on August 6, 2004
When my son found this book at the local library, I couldn't wait to write a gushing review. I am really delighted with this book. The more we read it together, the more impressed I am with the author and illustrator.
This book is organized so that you go back in time, viewing the trains of earlier and earlier generations. (This is much more interesting than it sounds. Stay with me!) The narrator is a boy who says that when he goes up, he wants to drive a train like his dad. Then we hear about how his dad also wanted to be an engineer because that is what HIS father was, and so forth.
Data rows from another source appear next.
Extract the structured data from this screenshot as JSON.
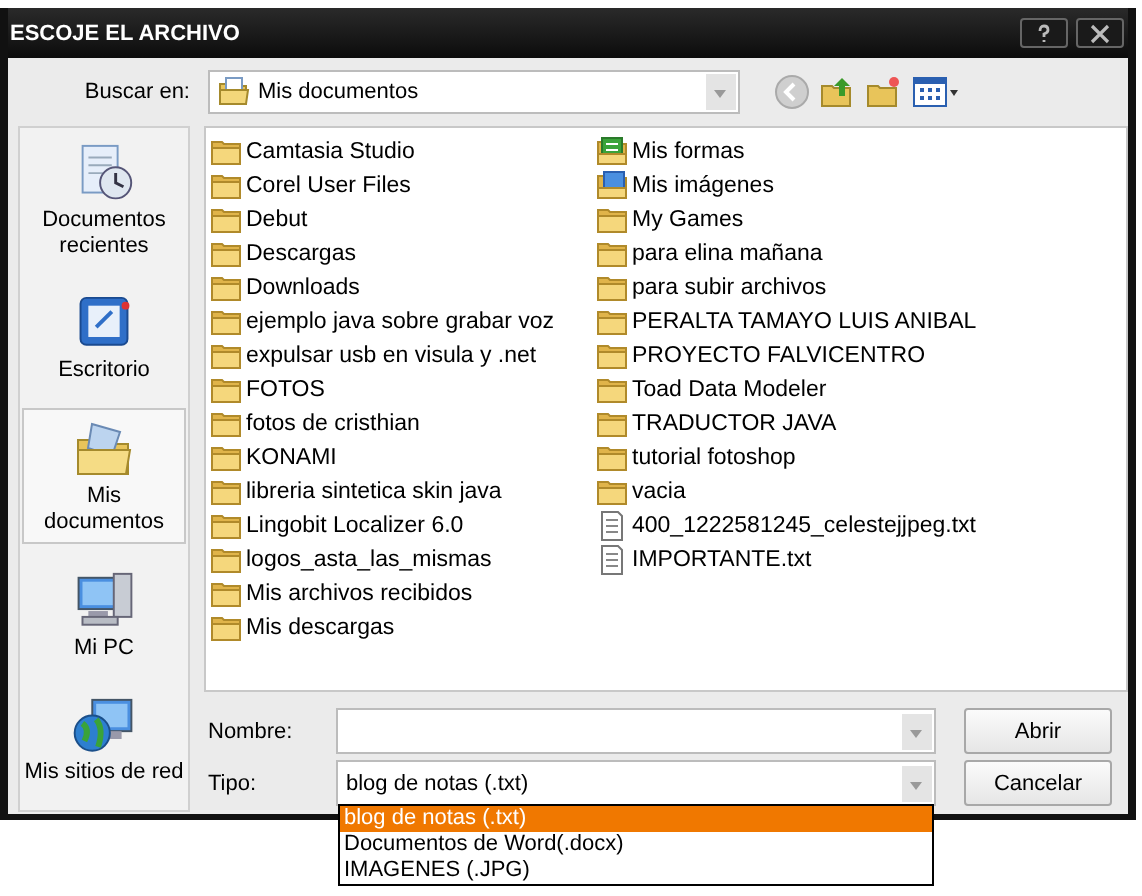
{
  "window": {
    "title": "ESCOJE EL ARCHIVO"
  },
  "look_in": {
    "label": "Buscar en:",
    "value": "Mis documentos"
  },
  "places": [
    {
      "label": "Documentos recientes",
      "kind": "recent",
      "selected": false
    },
    {
      "label": "Escritorio",
      "kind": "desktop",
      "selected": false
    },
    {
      "label": "Mis documentos",
      "kind": "documents",
      "selected": true
    },
    {
      "label": "Mi PC",
      "kind": "computer",
      "selected": false
    },
    {
      "label": "Mis sitios de red",
      "kind": "network",
      "selected": false
    }
  ],
  "files": [
    {
      "name": "Camtasia Studio",
      "kind": "folder"
    },
    {
      "name": "Corel User Files",
      "kind": "folder"
    },
    {
      "name": "Debut",
      "kind": "folder"
    },
    {
      "name": "Descargas",
      "kind": "folder"
    },
    {
      "name": "Downloads",
      "kind": "folder"
    },
    {
      "name": "ejemplo java sobre grabar voz",
      "kind": "folder"
    },
    {
      "name": "expulsar usb en visula y .net",
      "kind": "folder"
    },
    {
      "name": "FOTOS",
      "kind": "folder"
    },
    {
      "name": "fotos de cristhian",
      "kind": "folder"
    },
    {
      "name": "KONAMI",
      "kind": "folder"
    },
    {
      "name": "libreria sintetica skin java",
      "kind": "folder"
    },
    {
      "name": "Lingobit Localizer 6.0",
      "kind": "folder"
    },
    {
      "name": "logos_asta_las_mismas",
      "kind": "folder"
    },
    {
      "name": "Mis archivos recibidos",
      "kind": "folder"
    },
    {
      "name": "Mis descargas",
      "kind": "folder"
    },
    {
      "name": "Mis formas",
      "kind": "forms"
    },
    {
      "name": "Mis imágenes",
      "kind": "images"
    },
    {
      "name": "My Games",
      "kind": "folder"
    },
    {
      "name": "para elina mañana",
      "kind": "folder"
    },
    {
      "name": "para subir archivos",
      "kind": "folder"
    },
    {
      "name": "PERALTA TAMAYO LUIS ANIBAL",
      "kind": "folder"
    },
    {
      "name": "PROYECTO FALVICENTRO",
      "kind": "folder"
    },
    {
      "name": "Toad Data Modeler",
      "kind": "folder"
    },
    {
      "name": "TRADUCTOR JAVA",
      "kind": "folder"
    },
    {
      "name": "tutorial fotoshop",
      "kind": "folder"
    },
    {
      "name": "vacia",
      "kind": "folder"
    },
    {
      "name": "400_1222581245_celestejjpeg.txt",
      "kind": "text"
    },
    {
      "name": "IMPORTANTE.txt",
      "kind": "text"
    }
  ],
  "file_name": {
    "label": "Nombre:"
  },
  "file_type": {
    "label": "Tipo:",
    "value": "blog de notas (.txt)",
    "expanded": true,
    "options": [
      {
        "label": "blog de notas (.txt)",
        "selected": true
      },
      {
        "label": "Documentos de Word(.docx)",
        "selected": false
      },
      {
        "label": "IMAGENES (.JPG)",
        "selected": false
      }
    ]
  },
  "buttons": [
    "Abrir",
    "Cancelar"
  ]
}
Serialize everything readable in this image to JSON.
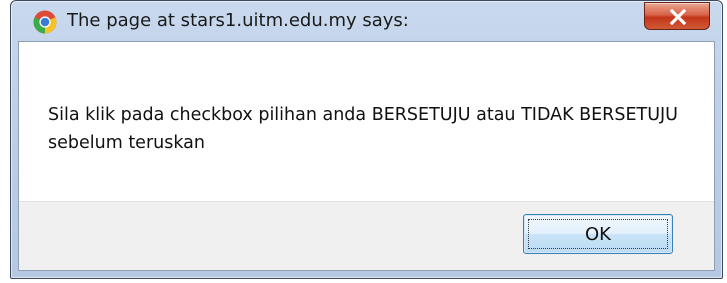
{
  "dialog": {
    "title": "The page at stars1.uitm.edu.my says:",
    "message": "Sila klik pada checkbox pilihan anda BERSETUJU atau TIDAK BERSETUJU sebelum teruskan",
    "ok_label": "OK",
    "close_symbol": "x",
    "icons": {
      "app": "chrome-icon",
      "close": "close-icon"
    }
  }
}
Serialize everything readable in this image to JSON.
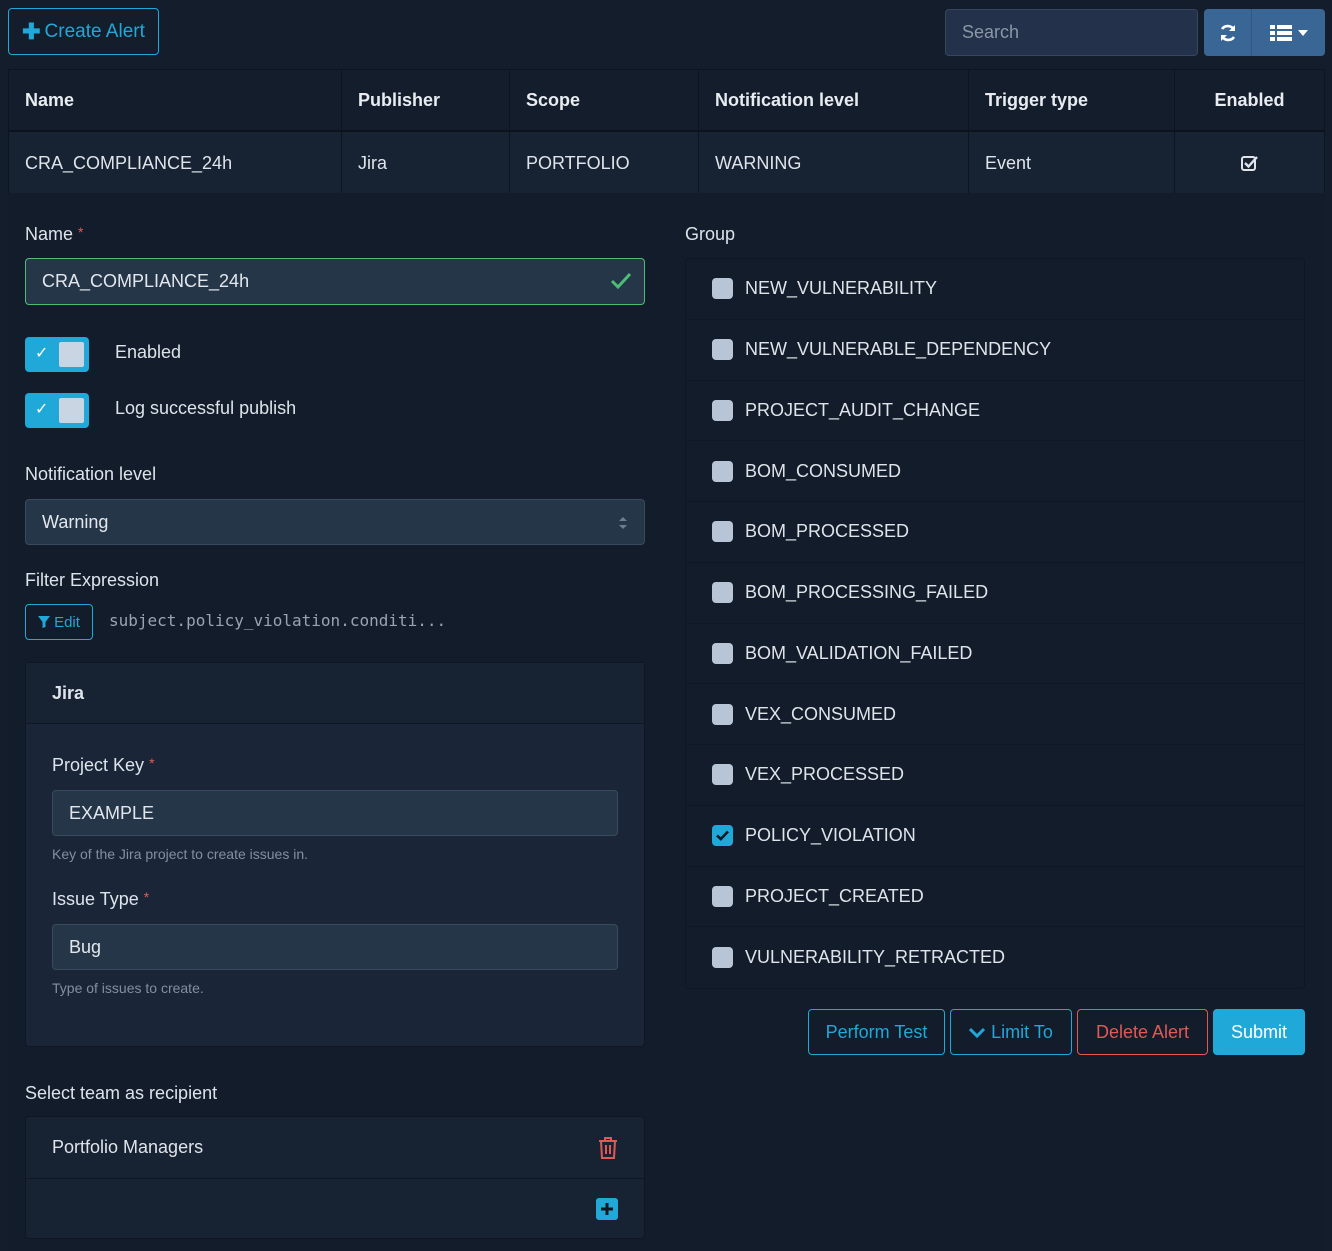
{
  "toolbar": {
    "create_label": "Create Alert",
    "search_placeholder": "Search"
  },
  "table": {
    "headers": [
      "Name",
      "Publisher",
      "Scope",
      "Notification level",
      "Trigger type",
      "Enabled"
    ],
    "rows": [
      {
        "name": "CRA_COMPLIANCE_24h",
        "publisher": "Jira",
        "scope": "PORTFOLIO",
        "level": "WARNING",
        "trigger": "Event",
        "enabled": true
      }
    ]
  },
  "form": {
    "name_label": "Name",
    "name_value": "CRA_COMPLIANCE_24h",
    "enabled_label": "Enabled",
    "log_label": "Log successful publish",
    "notification_level_label": "Notification level",
    "notification_level_value": "Warning",
    "filter_label": "Filter Expression",
    "filter_edit": "Edit",
    "filter_value": "subject.policy_violation.conditi...",
    "publisher_title": "Jira",
    "project_key_label": "Project Key",
    "project_key_value": "EXAMPLE",
    "project_key_help": "Key of the Jira project to create issues in.",
    "issue_type_label": "Issue Type",
    "issue_type_value": "Bug",
    "issue_type_help": "Type of issues to create.",
    "team_label": "Select team as recipient",
    "teams": [
      "Portfolio Managers"
    ]
  },
  "group": {
    "label": "Group",
    "items": [
      {
        "label": "NEW_VULNERABILITY",
        "checked": false
      },
      {
        "label": "NEW_VULNERABLE_DEPENDENCY",
        "checked": false
      },
      {
        "label": "PROJECT_AUDIT_CHANGE",
        "checked": false
      },
      {
        "label": "BOM_CONSUMED",
        "checked": false
      },
      {
        "label": "BOM_PROCESSED",
        "checked": false
      },
      {
        "label": "BOM_PROCESSING_FAILED",
        "checked": false
      },
      {
        "label": "BOM_VALIDATION_FAILED",
        "checked": false
      },
      {
        "label": "VEX_CONSUMED",
        "checked": false
      },
      {
        "label": "VEX_PROCESSED",
        "checked": false
      },
      {
        "label": "POLICY_VIOLATION",
        "checked": true
      },
      {
        "label": "PROJECT_CREATED",
        "checked": false
      },
      {
        "label": "VULNERABILITY_RETRACTED",
        "checked": false
      }
    ]
  },
  "actions": {
    "test": "Perform Test",
    "limit": "Limit To",
    "delete": "Delete Alert",
    "submit": "Submit"
  },
  "colors": {
    "accent": "#20a8d8",
    "danger": "#e05a55",
    "success": "#4dbd74"
  }
}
We are brought back in time all the way to the earliest American trains (and the boy's great great great great great grandfather--kids love the repetition too). The final scene is a futuristic train that the boy imagines driving when he grows up.
Every other page spread on the book contains short text about a child wanting to drive trains like his father (or mother in one case!) and a gorgeous illustration of a train. If you look carefully, you'll see that every scene is shown from the exact same vantage point, with the same mountains in the background. Not only do the trains change, but so do the stations, the tracks, and the buildings around them. The illustration style is lush, and every one of these images features a different cat somewhere in the scene. My son loves to search for them.
The alternating page spreads contain extended text and additional images about the era of train history depicted on the previous page. I have read many, many books on trains because my son gobbles up anything we can find on them, and yet I learned many new things from this book. For instance, did you know that when multiple engines are used to pull a train, they are called a "consist"? Or that brakemen on old trains had to run along the tops of the cars to set the brakes on each one manually? The level of detail is not a whole lot greater than most other non-fiction train books for kids, but it seems to find the most unique and telling details.
I would recommend this book for any train child ages 3 and up. You won't mind reading this one over and over. For younger children, just read the text on alternating pages and the captions of the pictures on the more detailed sections.